South Africa's Eskom Moves Ahead With Komati Repurposing Project
The site of the coal-fired power plant will be reused for renewables projects.
The Eskom Just Energy Transition Project (EJETP) in South Africa is moving forward, with the process of appointing consultants currently underway.
EJETP is the first decommissioning and repurposing project for South Africa to demonstrate that coal plants can be retired sustainably. Its current objective is to decommission the 56-year-old Komati coal-fired power plant and reconfigure the site to produce renewable energy.
The US$497 million project is financed by a US $439.5 million World Bank loan, a US $47.5 million concessional loan from the Canadian Clean Energy and Forest Climate Facility (CCEFCF), and a US$10 million grant from the Energy Sector Management Assistance Program (ESMAP). The funding is expected to become effective by the end of July.
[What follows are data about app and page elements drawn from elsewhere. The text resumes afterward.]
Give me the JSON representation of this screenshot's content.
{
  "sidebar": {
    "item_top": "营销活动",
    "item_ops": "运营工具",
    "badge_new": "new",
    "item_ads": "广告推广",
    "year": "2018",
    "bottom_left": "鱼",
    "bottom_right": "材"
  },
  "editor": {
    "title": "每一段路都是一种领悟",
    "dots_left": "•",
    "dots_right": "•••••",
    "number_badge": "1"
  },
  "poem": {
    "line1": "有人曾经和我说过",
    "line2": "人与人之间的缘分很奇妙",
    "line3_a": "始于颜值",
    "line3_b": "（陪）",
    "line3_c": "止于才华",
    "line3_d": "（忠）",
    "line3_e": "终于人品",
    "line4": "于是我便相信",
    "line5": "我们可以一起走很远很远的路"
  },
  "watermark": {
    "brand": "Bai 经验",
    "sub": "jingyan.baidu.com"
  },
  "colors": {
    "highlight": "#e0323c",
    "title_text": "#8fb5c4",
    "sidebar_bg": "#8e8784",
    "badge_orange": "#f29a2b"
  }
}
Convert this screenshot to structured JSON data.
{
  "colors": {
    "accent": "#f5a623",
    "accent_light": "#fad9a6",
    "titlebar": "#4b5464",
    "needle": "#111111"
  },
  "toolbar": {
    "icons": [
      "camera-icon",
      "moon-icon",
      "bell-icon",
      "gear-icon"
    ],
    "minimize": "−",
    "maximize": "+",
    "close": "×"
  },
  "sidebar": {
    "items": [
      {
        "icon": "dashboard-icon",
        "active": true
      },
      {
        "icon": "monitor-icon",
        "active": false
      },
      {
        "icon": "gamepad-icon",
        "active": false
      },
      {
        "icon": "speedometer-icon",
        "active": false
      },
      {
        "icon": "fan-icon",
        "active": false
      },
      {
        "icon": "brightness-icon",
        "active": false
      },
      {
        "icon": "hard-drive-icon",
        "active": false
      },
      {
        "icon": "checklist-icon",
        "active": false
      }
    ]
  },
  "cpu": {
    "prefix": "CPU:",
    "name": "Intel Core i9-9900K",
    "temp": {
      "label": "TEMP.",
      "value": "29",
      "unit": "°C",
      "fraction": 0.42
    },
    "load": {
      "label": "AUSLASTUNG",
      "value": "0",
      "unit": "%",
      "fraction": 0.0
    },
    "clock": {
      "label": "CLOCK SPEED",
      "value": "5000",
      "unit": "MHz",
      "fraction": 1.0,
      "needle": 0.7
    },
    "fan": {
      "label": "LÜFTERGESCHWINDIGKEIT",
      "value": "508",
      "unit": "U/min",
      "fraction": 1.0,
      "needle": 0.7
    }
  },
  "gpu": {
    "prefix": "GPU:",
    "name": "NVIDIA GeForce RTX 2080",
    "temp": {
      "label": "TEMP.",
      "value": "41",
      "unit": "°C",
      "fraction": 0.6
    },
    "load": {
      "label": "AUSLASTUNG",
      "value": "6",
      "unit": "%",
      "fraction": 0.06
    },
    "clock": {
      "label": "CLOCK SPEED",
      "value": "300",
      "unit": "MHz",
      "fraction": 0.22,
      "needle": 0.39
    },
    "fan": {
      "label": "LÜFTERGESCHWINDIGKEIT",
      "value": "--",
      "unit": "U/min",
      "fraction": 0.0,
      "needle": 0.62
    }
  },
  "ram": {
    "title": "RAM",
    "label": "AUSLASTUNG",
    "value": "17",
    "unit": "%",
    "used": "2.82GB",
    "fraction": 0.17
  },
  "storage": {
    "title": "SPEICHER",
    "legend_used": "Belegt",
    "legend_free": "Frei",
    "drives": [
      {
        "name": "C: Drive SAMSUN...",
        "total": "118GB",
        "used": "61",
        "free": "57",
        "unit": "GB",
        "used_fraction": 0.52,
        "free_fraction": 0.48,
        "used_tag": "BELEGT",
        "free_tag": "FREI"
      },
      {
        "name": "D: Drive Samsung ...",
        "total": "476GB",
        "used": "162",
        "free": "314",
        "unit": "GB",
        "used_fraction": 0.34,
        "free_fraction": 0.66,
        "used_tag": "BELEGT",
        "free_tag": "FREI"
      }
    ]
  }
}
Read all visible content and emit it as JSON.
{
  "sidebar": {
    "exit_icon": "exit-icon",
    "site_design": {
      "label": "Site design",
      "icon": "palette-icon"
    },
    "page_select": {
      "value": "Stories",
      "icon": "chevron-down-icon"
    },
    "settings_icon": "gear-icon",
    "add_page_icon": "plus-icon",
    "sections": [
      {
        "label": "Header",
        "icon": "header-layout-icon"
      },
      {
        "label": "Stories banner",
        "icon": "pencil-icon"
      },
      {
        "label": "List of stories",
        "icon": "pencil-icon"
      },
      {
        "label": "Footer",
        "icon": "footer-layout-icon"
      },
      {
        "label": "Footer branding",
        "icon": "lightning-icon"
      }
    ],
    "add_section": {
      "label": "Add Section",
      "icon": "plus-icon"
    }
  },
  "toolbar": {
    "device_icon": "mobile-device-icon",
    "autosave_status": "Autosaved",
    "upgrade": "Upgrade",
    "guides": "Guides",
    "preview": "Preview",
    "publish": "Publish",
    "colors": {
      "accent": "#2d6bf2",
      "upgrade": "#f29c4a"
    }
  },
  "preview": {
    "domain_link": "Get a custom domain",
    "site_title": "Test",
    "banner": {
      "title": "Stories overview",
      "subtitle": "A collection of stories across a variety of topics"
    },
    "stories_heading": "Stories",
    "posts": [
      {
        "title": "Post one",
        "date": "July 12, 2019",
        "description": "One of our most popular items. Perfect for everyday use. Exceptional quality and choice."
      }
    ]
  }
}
The loan facility will cover three main components:
- Decommissioning the Komati power station
- Repurposing the project area
- Repowering the station
The 1GW plant's final unit, the 125MW Unit 9 was shut down on 31 October 2022. The other eight units were taken out of operation between February 2017 and May 2022.
The first phase of repurposing the project area entails installing 150MW of photovoltaic solar, 70MW of wind turbines and a 150MW battery energy storage system (BESS) with synchronous condensers. Agrivoltaics and aquaponics schemes and the development of a microgrid assembly line will follow.
The implementation activities are projected to take place over five years.
During the transition process, opportunities will be created for the former power plant workers and communities affected by the changes.
During a Presidential Climate Commission stakeholder meeting at the Komati site on 7 July, progress updates were given on the project. An owner’s engineer will be appointed in August to support the development and execution of the repowering projects, following recent ministerial approval to proceed with the redevelopment.
Market engagement for the solar and BESS projects is expected in the second quarter of 2024 and for the wind projects in the third quarter of next year.
The project supports South Africa’s Integrated Resource Plan (IRP), which calls for reducing the share of fossil fuels in the country's primary energy mix and scaling up renewable energy. It states that wind and solar are the best option, least cost technologies available for South Africa.
According to the IRP, South Africa needs to retire 12GW of coal plants and add 18GW of wind and solar PV to meet its energy needs by 2030.
The government has set a goal to transition South Africa to a low-carbon, resilient economy by 2050.
Other power stations due to be redeveloped include the Camden, Hendrina and Grootvlei plants.
Public Enterprises Minister Pravin Gordhan has urged for urgency in the steps to repurpose and re-power the station, and in balancing decarbonisation imperatives with the need to mitigate impact of the energy transition on communities, jobs and economy. #JustEnergyTransition pic.twitter.com/1CfQlsz4RQ— South African Government (@GovernmentZA) July 7, 2023
Photo: Komati power plant (Source: Eskom website)